I thanked the committee who overlooked my smoking and drinking in the school parking lot, my suspension for fighting in the hallways, my arrest for car theft, and my protests against Vietnam.

I was one of the better students in the class of more than 600—technically No. 21 in the days when everyone knew everything about one another. No one got trophies for participation back then.

My main contribution at Sioux Falls Lincoln, however, was rock ‘n’ roll. I was the lead singer of The Trippers, a garage band before garage bands became vogue. We practiced in a basement because garages in South Dakota were too cold!

Along with other bands, The Trippers brought psychedelic music from the West Coast and rhythm and blues from Detroit. We traveled throughout South Dakota, Iowa, and Minnesota, playing small towns like Lane, a bump in the road of 25 people where hundreds turned out from the farmlands every Saturday to listen to rock music, to large venues where we played with Neil Diamond, The Turtles, and The Lovin’ Spoonful.

The Trippers had one recording, “Have You Ever?,” which made it into Billboard’s Top 100. Well, it made it to No. 99 for a week. The Trippers, a band of great desire and somewhat limited talent, were inducted into the rock ‘n’ roll halls of fame in South Dakota in 2010 and in Iowa in 2016. Here is a short video about the band:

In the 1960s, the radio provided the window on the world for the teenagers of Sioux Falls. KISD served up the top of the pops from The Beatles to Jimi Hendrix, with a lot of bubble gum in between.

It wasn’t an easy time. The 1960s almost tore the country apart because of war and race relations. Some of my classmates went to Vietnam. Fortunately, no one died, but many returned broken and unappreciated.

In a book I wrote a few years ago called “Flyover Country,” I told the story of the Class of 1969 and its students. The class produced doctors, lawyers, business people, and educators. It also produced criminals and con men. Many from the class died way too young.

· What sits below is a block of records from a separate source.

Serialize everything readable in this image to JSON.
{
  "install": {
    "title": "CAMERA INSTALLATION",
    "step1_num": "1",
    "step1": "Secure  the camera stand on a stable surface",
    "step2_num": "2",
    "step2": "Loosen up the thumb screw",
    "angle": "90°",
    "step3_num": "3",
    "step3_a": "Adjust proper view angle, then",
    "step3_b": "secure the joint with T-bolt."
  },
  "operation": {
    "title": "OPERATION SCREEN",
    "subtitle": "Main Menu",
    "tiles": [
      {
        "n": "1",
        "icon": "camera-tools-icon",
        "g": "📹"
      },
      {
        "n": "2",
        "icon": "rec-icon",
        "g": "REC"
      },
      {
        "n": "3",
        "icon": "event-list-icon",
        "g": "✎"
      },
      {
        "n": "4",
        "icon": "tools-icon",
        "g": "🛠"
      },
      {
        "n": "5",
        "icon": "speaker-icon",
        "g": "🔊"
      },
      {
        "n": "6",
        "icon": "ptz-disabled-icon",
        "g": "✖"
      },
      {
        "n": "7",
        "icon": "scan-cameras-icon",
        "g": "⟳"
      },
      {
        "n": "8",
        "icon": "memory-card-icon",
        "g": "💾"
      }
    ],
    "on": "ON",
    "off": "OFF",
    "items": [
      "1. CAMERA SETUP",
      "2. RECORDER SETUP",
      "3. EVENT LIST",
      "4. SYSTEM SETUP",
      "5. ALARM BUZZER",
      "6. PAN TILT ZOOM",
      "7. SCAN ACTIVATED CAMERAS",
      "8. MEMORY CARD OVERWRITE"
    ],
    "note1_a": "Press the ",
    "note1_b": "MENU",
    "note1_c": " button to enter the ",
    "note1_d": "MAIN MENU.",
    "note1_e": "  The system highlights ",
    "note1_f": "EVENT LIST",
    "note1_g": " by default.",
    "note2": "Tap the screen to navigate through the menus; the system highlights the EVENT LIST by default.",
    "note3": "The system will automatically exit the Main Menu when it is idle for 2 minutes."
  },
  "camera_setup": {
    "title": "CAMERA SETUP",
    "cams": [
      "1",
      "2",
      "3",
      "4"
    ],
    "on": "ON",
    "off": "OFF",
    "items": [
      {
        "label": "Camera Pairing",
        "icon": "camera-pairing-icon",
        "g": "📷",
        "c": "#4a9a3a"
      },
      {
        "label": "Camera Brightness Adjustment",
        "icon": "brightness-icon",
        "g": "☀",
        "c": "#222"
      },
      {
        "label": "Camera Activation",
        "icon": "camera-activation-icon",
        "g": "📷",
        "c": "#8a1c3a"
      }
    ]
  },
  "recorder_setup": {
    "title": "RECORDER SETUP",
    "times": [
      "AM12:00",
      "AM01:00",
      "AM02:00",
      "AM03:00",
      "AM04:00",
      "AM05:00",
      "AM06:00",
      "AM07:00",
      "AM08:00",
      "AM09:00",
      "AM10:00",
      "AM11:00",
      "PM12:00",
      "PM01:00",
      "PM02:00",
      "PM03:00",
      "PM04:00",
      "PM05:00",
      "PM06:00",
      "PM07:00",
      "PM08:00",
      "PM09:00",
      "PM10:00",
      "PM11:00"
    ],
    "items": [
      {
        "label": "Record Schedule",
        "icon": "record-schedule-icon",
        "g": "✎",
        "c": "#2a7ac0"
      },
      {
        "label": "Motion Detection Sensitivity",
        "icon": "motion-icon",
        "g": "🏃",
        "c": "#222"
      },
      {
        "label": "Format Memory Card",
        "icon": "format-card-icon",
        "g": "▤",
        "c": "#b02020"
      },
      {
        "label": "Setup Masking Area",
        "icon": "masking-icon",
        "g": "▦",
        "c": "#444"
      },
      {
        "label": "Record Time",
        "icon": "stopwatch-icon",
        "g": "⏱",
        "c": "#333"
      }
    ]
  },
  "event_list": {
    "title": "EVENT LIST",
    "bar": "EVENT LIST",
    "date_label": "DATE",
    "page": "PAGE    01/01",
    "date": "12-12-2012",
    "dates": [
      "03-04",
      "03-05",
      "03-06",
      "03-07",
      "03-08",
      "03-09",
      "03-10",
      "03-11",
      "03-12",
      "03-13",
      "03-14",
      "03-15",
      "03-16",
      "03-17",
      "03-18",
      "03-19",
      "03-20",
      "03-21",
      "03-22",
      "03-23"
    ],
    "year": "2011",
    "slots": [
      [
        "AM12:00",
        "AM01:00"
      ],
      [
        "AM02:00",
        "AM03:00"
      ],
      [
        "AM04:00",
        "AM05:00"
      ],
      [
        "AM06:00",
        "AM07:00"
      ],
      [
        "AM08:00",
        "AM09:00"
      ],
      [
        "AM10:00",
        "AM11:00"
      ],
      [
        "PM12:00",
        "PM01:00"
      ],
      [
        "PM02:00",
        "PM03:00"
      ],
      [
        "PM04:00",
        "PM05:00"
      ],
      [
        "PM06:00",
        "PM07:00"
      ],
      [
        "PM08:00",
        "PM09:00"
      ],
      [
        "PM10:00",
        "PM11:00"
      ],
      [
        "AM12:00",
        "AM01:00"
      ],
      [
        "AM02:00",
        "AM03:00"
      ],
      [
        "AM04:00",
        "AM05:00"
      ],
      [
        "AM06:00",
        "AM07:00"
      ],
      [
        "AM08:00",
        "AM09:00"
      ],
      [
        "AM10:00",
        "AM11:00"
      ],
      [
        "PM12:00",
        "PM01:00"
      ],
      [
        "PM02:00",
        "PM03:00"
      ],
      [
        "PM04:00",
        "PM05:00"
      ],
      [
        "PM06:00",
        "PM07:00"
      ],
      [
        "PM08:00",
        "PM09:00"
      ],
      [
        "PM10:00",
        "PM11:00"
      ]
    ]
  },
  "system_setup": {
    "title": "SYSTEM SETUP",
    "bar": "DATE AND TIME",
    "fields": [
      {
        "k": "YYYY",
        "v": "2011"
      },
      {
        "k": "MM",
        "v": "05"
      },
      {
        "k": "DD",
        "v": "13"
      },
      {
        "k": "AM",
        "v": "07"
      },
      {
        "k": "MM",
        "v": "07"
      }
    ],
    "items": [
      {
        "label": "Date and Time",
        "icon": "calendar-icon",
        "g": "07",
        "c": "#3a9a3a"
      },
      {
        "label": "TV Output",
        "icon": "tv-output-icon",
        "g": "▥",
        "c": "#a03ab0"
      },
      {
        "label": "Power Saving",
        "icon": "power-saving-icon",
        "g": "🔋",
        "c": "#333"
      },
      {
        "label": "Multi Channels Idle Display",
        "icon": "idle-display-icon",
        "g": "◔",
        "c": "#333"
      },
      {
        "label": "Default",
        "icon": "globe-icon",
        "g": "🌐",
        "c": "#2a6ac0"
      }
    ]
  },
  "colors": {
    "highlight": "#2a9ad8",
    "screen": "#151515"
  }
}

See

Most importantly to me, Lincoln High School sculpted me. It took a cocky kid from Colorado who wanted to be anywhere but South Dakota and made him into young man with an appreciation for people who didn’t complain about 100 inches of snow every winter or the vagaries of how the world treated them. If there was a job to do, it got done. If there was a neighbor to help, it got done. If there was a problem to fix, it got done.

I learned a lot about life in my three years in South Dakota. I learned about friendship and kindness. I learned about truth and trust. I learned about community and caring.

No excuses! No complaints! That’s what I learned in South Dakota; lessons I still hold dear today.

It’s also wonderful spending time with folks from flyover country. I saw an old friend, former U.S. Senator Jim Abourezk, a longtime liberal. He is an original. He and I don’t agree on much. But we can talk about politics as a discussion rather than an argument.

Screen Shot 2017-09-23 at 4.09.33 PM
Former U.S. Senator Jim Abourezk (right) and I have some apple pie in Sioux Falls, South Dakota.

I even saw a man with a T-shirt for Reagan-Bush in 1984 at a diner in Sioux Falls. Imagine wearing one of those outside of flyover country! It was a reinvigorating visit that will help me deal with the insanity of urban politics in Philadelphia.

Here is an added bonus. My cover of Light My Fire at the induction of the Iowa Rock ‘n’ Roll Hall of Fame: